When you Google “dining room table,” you’ll find many places to purchase a table, instructions on how to set a table, DIY lessons on how to decorate your holiday table, farm-to-table events, and loads of Pinterest boards, but what you don’t find is the everyday life of a table. The consistent breakfasts, the Sunday suppers, the long talks, the telling of stories, the food, ah, the food.
This simple, maybe even function-over-form, piece of furniture in our homes is all too often overlooked. In fact, there are trends that suggest people are eliminating the dining room all together. I’m guessing because they are a household on the go. Still, coming together at the table—whether it is for all of your meals, nightly dinner, or just the weekly Sunday supper—is a gift that we share with those with whom we share our homes everyday.
Growing up as the oldest of five children, my mother made sure we all knew how to properly set a table.

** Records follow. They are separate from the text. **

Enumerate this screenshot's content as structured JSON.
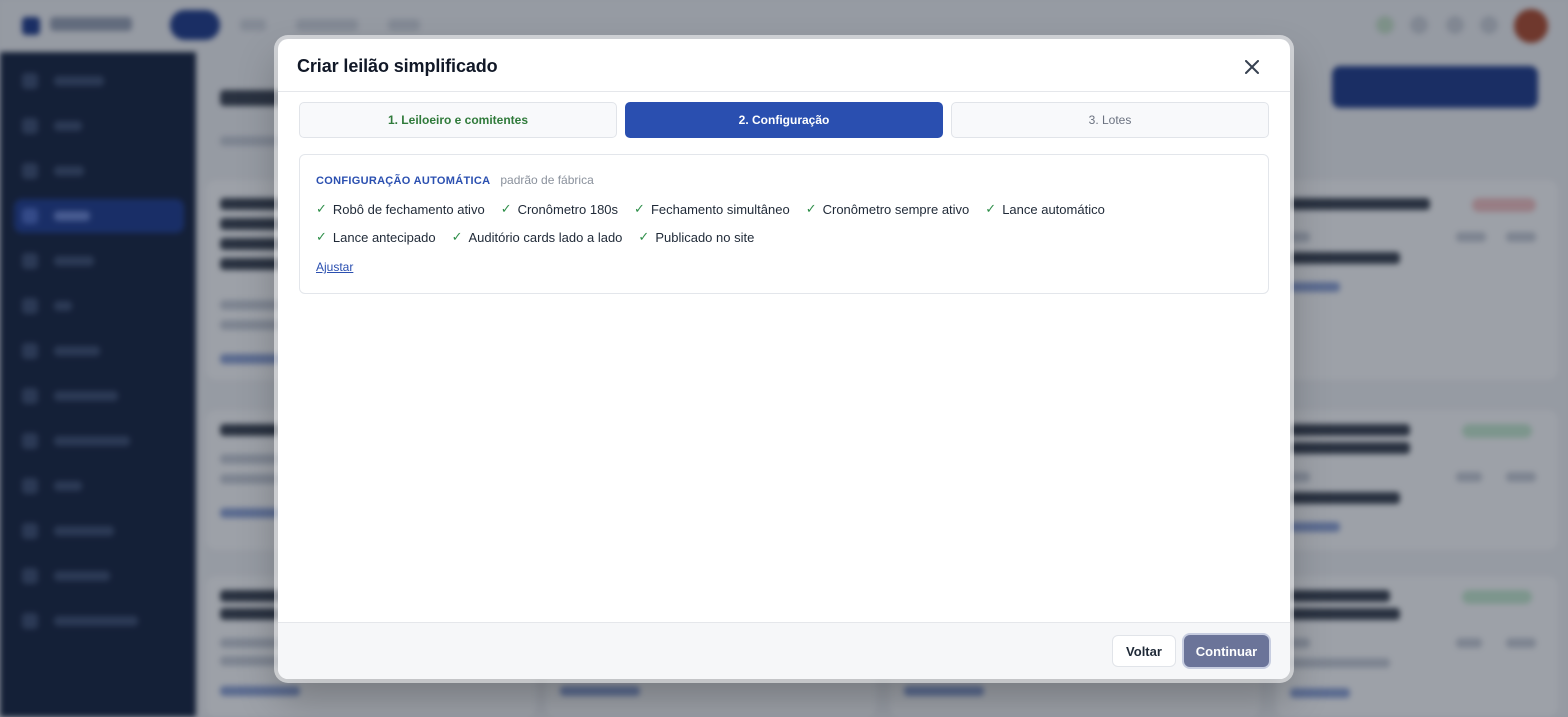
{
  "modal": {
    "title": "Criar leilão simplificado",
    "close_icon": "close-icon"
  },
  "steps": [
    {
      "label": "1. Leiloeiro e comitentes",
      "state": "done"
    },
    {
      "label": "2. Configuração",
      "state": "current"
    },
    {
      "label": "3. Lotes",
      "state": "todo"
    }
  ],
  "config": {
    "title": "CONFIGURAÇÃO AUTOMÁTICA",
    "subtitle": "padrão de fábrica",
    "check_glyph": "✓",
    "features_row1": [
      "Robô de fechamento ativo",
      "Cronômetro 180s",
      "Fechamento simultâneo",
      "Cronômetro sempre ativo",
      "Lance automático"
    ],
    "features_row2": [
      "Lance antecipado",
      "Auditório cards lado a lado",
      "Publicado no site"
    ],
    "adjust_label": "Ajustar"
  },
  "footer": {
    "back_label": "Voltar",
    "continue_label": "Continuar"
  },
  "colors": {
    "primary": "#2a4fb0",
    "done_green": "#2f7a3a",
    "check_green": "#2f8f4a",
    "sidebar": "#14213d",
    "continue_disabled": "#6b7499"
  }
}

There were rules around the table, too. There was to be no TV and no phone calls. We had to ask to be excused and we all had to help clean up. We were to sit together and share a meal and talk to one another.
My father was so particular about us sitting together that he had a huge round table made for my parents’ home. It is beautiful. It is made from Curly Maple with a lazy Susan to match.
My father is already threatening to have a bigger table built because he wants all the grandkids to be able to sit with us, too. While I appreciate his sentiments, there is a bit of a rite of passage to cross over from the kid’s table to the adult table.
The dinner table is where some of my very favorite memories of growing up originate, beginning with the year my parents announced that we were going to have another brother. My father awkwardly placed his arm around my mother and announced that we need to have a family meeting. They proceeded to share the good news. My two younger siblings were ecstatic. At fourteen I had just began to understand how it all works. Gross.
We were encouraged to invite friends for meals. It was a big deal when I invited my first high school boyfriend to come over for dinner. I remember my sister looked at my boyfriend and said, “Chris, you have little beads of water above your lip.” Clearly, he was sweating from nerves! He casually wiped his face with his napkin (cloth, of course, because it was a nice dinner as my mom would say). Two minutes later my sister looked up at him and said “Chris now you have water on your forehead.”
I was mortified. I think my parents must have been dying on the inside trying to hold back the laughter. The meal went on and on like this, and is marked as one of the funniest dinners we have ever had. These memories shared at the dining room table over a homemade meal are the glue that holds us together today.
Today, we come together and still squeeze around the table for Sunday dinner. It is the place where we share our joys of coming babies and sorrows for the loss of people near to our hearts. All birthdays are celebrated with a dinner. My mother will make whatever you request. Cake follows the meal. Christmas, New Year’s Day, Saint Patrick’s Day, Easter, even the summer holidays, like Memorial Day and the Fourth of July, must be dinner. And, the table is there through it all.
My parents gave each of us a table. Heirlooms passed down from our grandparents and great grandparents, the first table my parents had when they were married, the special one found at a flea market. There might be no more important piece of furniture in a Hanley home than the dining room table.
The table has been a place where I have made lifelong friendships throughout the different places I called home. There are so many stories in my life that begin with, “We were at the table when . . .” and for this I have to thank my parents. They instilled in me that when you eat, you eat together, whether just two people or 20—and at a table. And, they are right. It is the best way to share a meal, build bridges, share memories, make friends, learn, laugh, and love.